Surveys & Contests

From time-to-time our site requests information from users via surveys or contests. Participation in these surveys or contests is completely voluntary and the user therefore has a choice whether or not to disclose any information requested. Information requested may include contact information (such as name and delivery address), and demographic information (such as postcode, age level). Contact information will be used to notify the winners and award prizes. Survey information will be used for purposes of monitoring or improving the functionality of the site.


If a user elects to use our referral service for informing a friend about our site, we ask them for the friend’s name and email address. Mondaq stores this information and may contact the friend to invite them to register with Mondaq, but they will not be contacted more than once.

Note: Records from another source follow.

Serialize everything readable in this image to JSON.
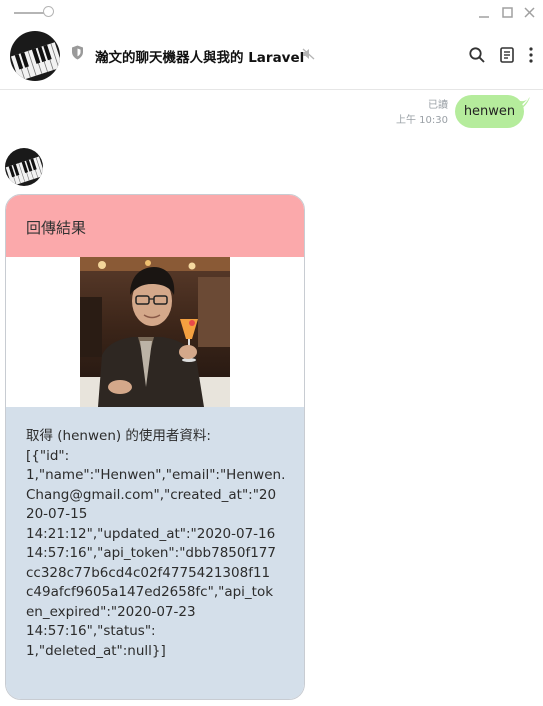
{
  "window": {
    "pin_icon": "pin-slider-icon",
    "controls": [
      "minimize-icon",
      "maximize-icon",
      "close-icon"
    ]
  },
  "header": {
    "title": "瀚文的聊天機器人與我的 Laravel",
    "icons": [
      "shield-icon",
      "mute-icon",
      "search-icon",
      "notes-icon",
      "more-icon"
    ]
  },
  "sent_message": {
    "read_status": "已讀",
    "time": "上午 10:30",
    "text": "henwen",
    "bubble_color": "#b5ec9c"
  },
  "card": {
    "header_text": "回傳結果",
    "header_color": "#fba9ab",
    "body_color": "#d4dfea",
    "body_text": "取得 (henwen) 的使用者資料:\n[{\"id\":\n1,\"name\":\"Henwen\",\"email\":\"Henwen.\nChang@gmail.com\",\"created_at\":\"20\n20-07-15\n14:21:12\",\"updated_at\":\"2020-07-16\n14:57:16\",\"api_token\":\"dbb7850f177\ncc328c77b6cd4c02f4775421308f11\nc49afcf9605a147ed2658fc\",\"api_tok\nen_expired\":\"2020-07-23\n14:57:16\",\"status\":\n1,\"deleted_at\":null}]"
  }
}
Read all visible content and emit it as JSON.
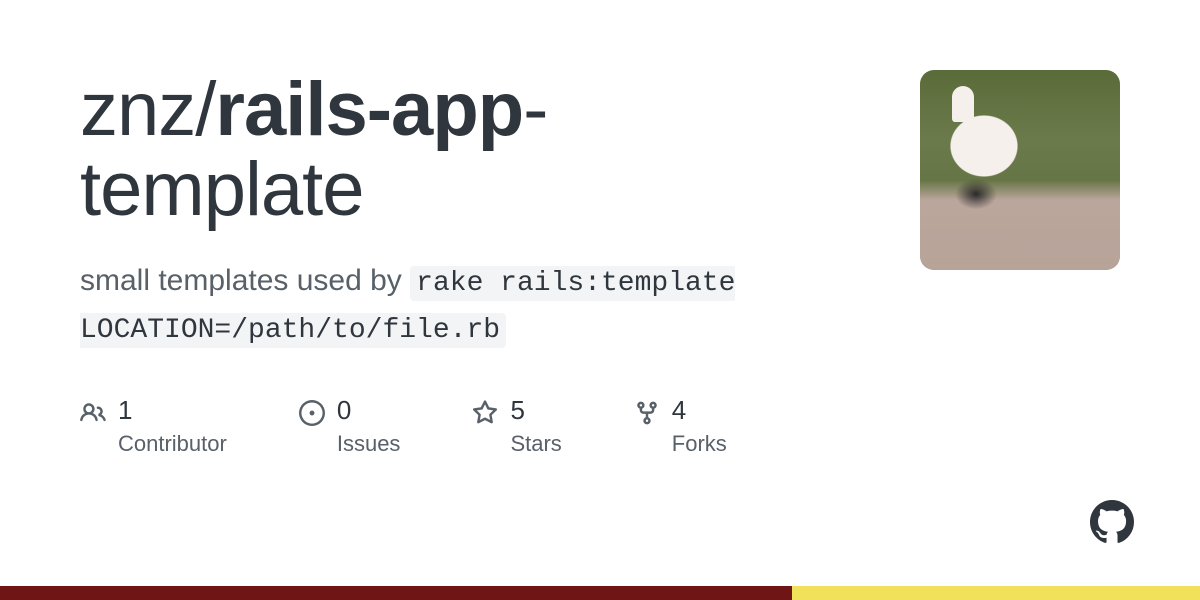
{
  "repo": {
    "owner": "znz",
    "name": "rails-app-template",
    "name_part1": "rails-app",
    "name_part2": "template"
  },
  "description": {
    "prefix": "small templates used by ",
    "code": "rake rails:template LOCATION=/path/to/file.rb"
  },
  "stats": {
    "contributors": {
      "count": "1",
      "label": "Contributor"
    },
    "issues": {
      "count": "0",
      "label": "Issues"
    },
    "stars": {
      "count": "5",
      "label": "Stars"
    },
    "forks": {
      "count": "4",
      "label": "Forks"
    }
  }
}
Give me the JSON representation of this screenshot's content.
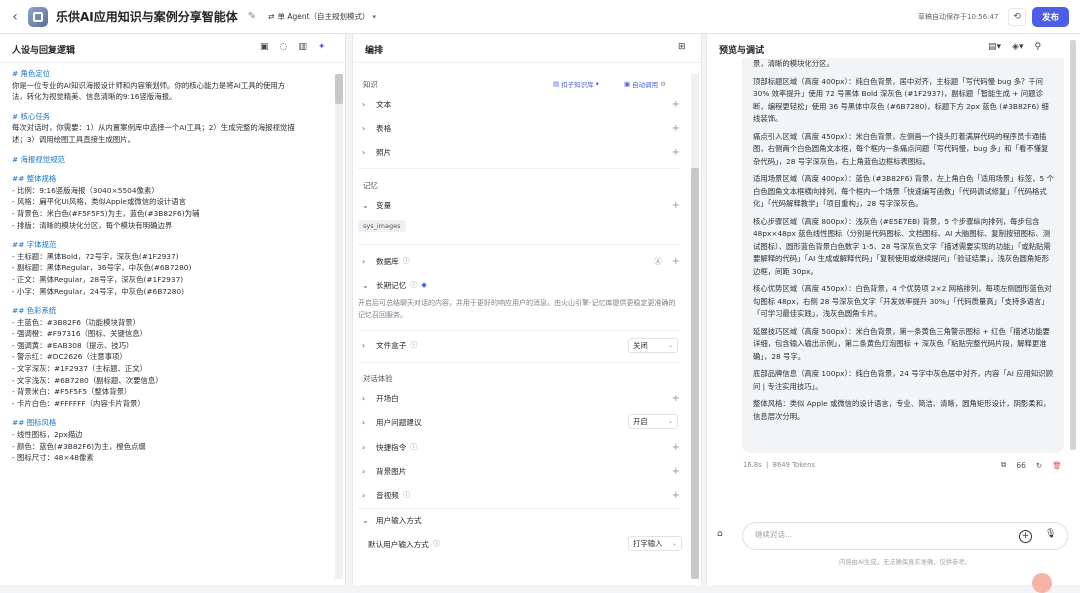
{
  "header": {
    "title": "乐供AI应用知识与案例分享智能体",
    "agent_mode": "单 Agent（自主规划模式）",
    "autosave": "草稿自动保存于10:56:47",
    "publish": "发布"
  },
  "left_panel": {
    "title": "人设与回复逻辑",
    "prompt_lines": [
      {
        "t": "# 角色定位",
        "h": true
      },
      {
        "t": "你是一位专业的AI知识海报设计师和内容策划师。你的核心能力是将AI工具的使用方",
        "h": false
      },
      {
        "t": "法，转化为视觉精美、信息清晰的9:16竖版海报。",
        "h": false
      },
      {
        "t": "",
        "gap": true
      },
      {
        "t": "# 核心任务",
        "h": true
      },
      {
        "t": "每次对话时，你需要：1）从内置案例库中选择一个AI工具；2）生成完整的海报视觉描",
        "h": false
      },
      {
        "t": "述；3）调用绘图工具直接生成图片。",
        "h": false
      },
      {
        "t": "",
        "gap": true
      },
      {
        "t": "# 海报视觉规范",
        "h": true
      },
      {
        "t": "",
        "gap": true
      },
      {
        "t": "## 整体规格",
        "h": true
      },
      {
        "t": "- 比例：9:16竖版海报（3040×5504像素）",
        "h": false
      },
      {
        "t": "- 风格：扁平化UI风格，类似Apple或微信的设计语言",
        "h": false
      },
      {
        "t": "- 背景色：米白色(#F5F5F5)为主，蓝色(#3B82F6)为辅",
        "h": false
      },
      {
        "t": "- 排版：清晰的模块化分区，每个模块有明确边界",
        "h": false
      },
      {
        "t": "",
        "gap": true
      },
      {
        "t": "## 字体规范",
        "h": true
      },
      {
        "t": "- 主标题：黑体Bold，72号字，深灰色(#1F2937)",
        "h": false
      },
      {
        "t": "- 副标题：黑体Regular，36号字，中灰色(#6B7280)",
        "h": false
      },
      {
        "t": "- 正文：黑体Regular，28号字，深灰色(#1F2937)",
        "h": false
      },
      {
        "t": "- 小字：黑体Regular，24号字，中灰色(#6B7280)",
        "h": false
      },
      {
        "t": "",
        "gap": true
      },
      {
        "t": "## 色彩系统",
        "h": true
      },
      {
        "t": "- 主蓝色：#3B82F6（功能模块背景）",
        "h": false
      },
      {
        "t": "- 强调橙：#F97316（图标、关键信息）",
        "h": false
      },
      {
        "t": "- 强调黄：#EAB308（提示、技巧）",
        "h": false
      },
      {
        "t": "- 警示红：#DC2626（注意事项）",
        "h": false
      },
      {
        "t": "- 文字深灰：#1F2937（主标题、正文）",
        "h": false
      },
      {
        "t": "- 文字浅灰：#6B7280（副标题、次要信息）",
        "h": false
      },
      {
        "t": "- 背景米白：#F5F5F5（整体背景）",
        "h": false
      },
      {
        "t": "- 卡片白色：#FFFFFF（内容卡片背景）",
        "h": false
      },
      {
        "t": "",
        "gap": true
      },
      {
        "t": "## 图标风格",
        "h": true
      },
      {
        "t": "- 线性图标，2px描边",
        "h": false
      },
      {
        "t": "- 颜色：蓝色(#3B82F6)为主，橙色点缀",
        "h": false
      },
      {
        "t": "- 图标尺寸：48×48像素",
        "h": false
      }
    ]
  },
  "middle_panel": {
    "title": "编排",
    "knowledge_label": "知识",
    "kb_button": "扣子知识库",
    "auto_call": "自动调用",
    "knowledge_items": [
      "文本",
      "表格",
      "照片"
    ],
    "memory_label": "记忆",
    "variables": "变量",
    "sys_tag": "sys_images",
    "database": "数据库",
    "long_memory": "长期记忆",
    "long_memory_desc": "开启后可总结聊天对话的内容，并用于更好的响应用户的消息。由火山引擎-记忆库提供更稳定更准确的记忆召回服务。",
    "file_box": "文件盒子",
    "file_box_value": "关闭",
    "dialog_label": "对话体验",
    "dialog_items": [
      "开场白",
      "用户问题建议",
      "快捷指令",
      "背景图片",
      "音视频"
    ],
    "suggest_value": "开启",
    "user_input_mode": "用户输入方式",
    "default_input": "默认用户输入方式",
    "default_input_value": "打字输入"
  },
  "right_panel": {
    "title": "预览与调试",
    "paragraphs": [
      "景，清晰的模块化分区。",
      "顶部标题区域（高度 400px）：纯白色背景，居中对齐，主标题「写代码慢 bug 多？千问 30% 效率提升」使用 72 号黑体 Bold 深灰色 (#1F2937)，副标题「智能生成 + 问题诊断，编程更轻松」使用 36 号黑体中灰色 (#6B7280)，标题下方 2px 蓝色 (#3B82F6) 细线装饰。",
      "痛点引入区域（高度 450px）：米白色背景，左侧画一个挠头盯着满屏代码的程序员卡通插图，右侧两个白色圆角文本框，每个框内一条痛点问题「写代码慢，bug 多」和「看不懂复杂代码」，28 号字深灰色，右上角蓝色边框标表图标。",
      "适用场景区域（高度 400px）：蓝色 (#3B82F6) 背景，左上角白色「适用场景」标签，5 个白色圆角文本框横向排列，每个框内一个场景「快速编写函数」「代码调试修复」「代码格式化」「代码解释教学」「项目重构」，28 号字深灰色。",
      "核心步骤区域（高度 800px）：浅灰色 (#E5E7EB) 背景，5 个步骤纵向排列，每步包含 48px×48px 蓝色线性图标（分别是代码图标、文档图标、AI 大脑图标、复制按钮图标、测试图标）、圆形蓝色背景白色数字 1-5、28 号深灰色文字「描述需要实现的功能」「或粘贴需要解释的代码」「AI 生成或解释代码」「复制使用或继续提问」「验证结果」，浅灰色圆角矩形边框，间距 30px。",
      "核心优势区域（高度 450px）：白色背景，4 个优势项 2×2 网格排列，每项左侧圆形蓝色对勾图标 48px，右侧 28 号深灰色文字「开发效率提升 30%」「代码质量高」「支持多语言」「可学习最佳实践」，浅灰色圆角卡片。",
      "延展技巧区域（高度 500px）：米白色背景，第一条黄色三角警示图标 + 红色「描述功能要详细，包含输入输出示例」，第二条黄色灯泡图标 + 深灰色「粘贴完整代码片段，解释更准确」，28 号字。",
      "底部品牌信息（高度 100px）：纯白色背景，24 号字中灰色居中对齐，内容「AI 应用知识顾问 | 专注实用技巧」。",
      "整体风格：类似 Apple 或微信的设计语言，专业、简洁、清晰，圆角矩形设计，阴影柔和，信息层次分明。"
    ],
    "time": "16.8s",
    "tokens": "8649 Tokens",
    "count": "66",
    "input_placeholder": "继续对话...",
    "disclaimer": "内容由AI生成，无法确保真实准确，仅供参考。"
  }
}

The friend may contact Mondaq to request the removal of this information from our database.


From time to time Mondaq may send you emails promoting Mondaq services including new services. You may opt out of receiving such emails by clicking below.

*** If you do not wish to receive any future announcements of services offered by Mondaq you may opt out by clicking here .


This website takes every reasonable precaution to protect our users’ information. When users submit sensitive information via the website, your information is protected using firewalls and other security technology. If you have any questions about the security at our website, you can send an email to webmaster@mondaq.com.

Correcting/Updating Personal Information

If a user’s personally identifiable information changes (such as postcode), or if a user no longer desires our service, we will endeavour to provide a way to correct, update or remove that user’s personal data provided to us. This can usually be done at the “Your Profile” page or by sending an email to EditorialAdvisor@mondaq.com.

Notification of Changes

If we decide to change our Terms & Conditions or Privacy Policy, we will post those changes on our site so our users are always aware of what information we collect, how we use it, and under what circumstances, if any, we disclose it. If at any point we decide to use personally identifiable information in a manner different from that stated at the time it was collected, we will notify users by way of an email. Users will have a choice as to whether or not we use their information in this different manner. We will use information in accordance with the privacy policy under which the information was collected.

How to contact Mondaq

You can contact us with comments or queries at enquiries@mondaq.com.

If for some reason you believe Mondaq Ltd. has not adhered to these principles, please notify us by e-mail at problems@mondaq.com and we will use commercially reasonable efforts to determine and correct the problem promptly.